Dataset rows describing interfaces:
▽
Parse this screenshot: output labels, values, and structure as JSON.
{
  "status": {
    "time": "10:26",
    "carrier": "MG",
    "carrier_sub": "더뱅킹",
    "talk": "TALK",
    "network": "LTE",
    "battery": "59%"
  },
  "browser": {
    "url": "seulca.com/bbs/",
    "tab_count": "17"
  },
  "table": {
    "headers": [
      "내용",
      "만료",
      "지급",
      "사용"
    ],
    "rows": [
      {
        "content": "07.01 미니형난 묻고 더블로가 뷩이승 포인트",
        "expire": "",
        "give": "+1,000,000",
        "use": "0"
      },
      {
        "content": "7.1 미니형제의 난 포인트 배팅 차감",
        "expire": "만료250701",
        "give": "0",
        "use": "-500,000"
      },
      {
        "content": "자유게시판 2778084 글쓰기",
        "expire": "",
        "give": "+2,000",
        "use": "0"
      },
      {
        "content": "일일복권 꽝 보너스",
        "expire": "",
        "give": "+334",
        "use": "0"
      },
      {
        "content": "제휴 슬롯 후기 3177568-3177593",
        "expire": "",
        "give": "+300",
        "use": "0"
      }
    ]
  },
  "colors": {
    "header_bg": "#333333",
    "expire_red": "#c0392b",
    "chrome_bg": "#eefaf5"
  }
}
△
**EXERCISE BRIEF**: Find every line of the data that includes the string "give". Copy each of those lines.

**THE ANSWER**:
        "give": "+1,000,000",
        "give": "0",
        "give": "+2,000",
        "give": "+334",
        "give": "+300",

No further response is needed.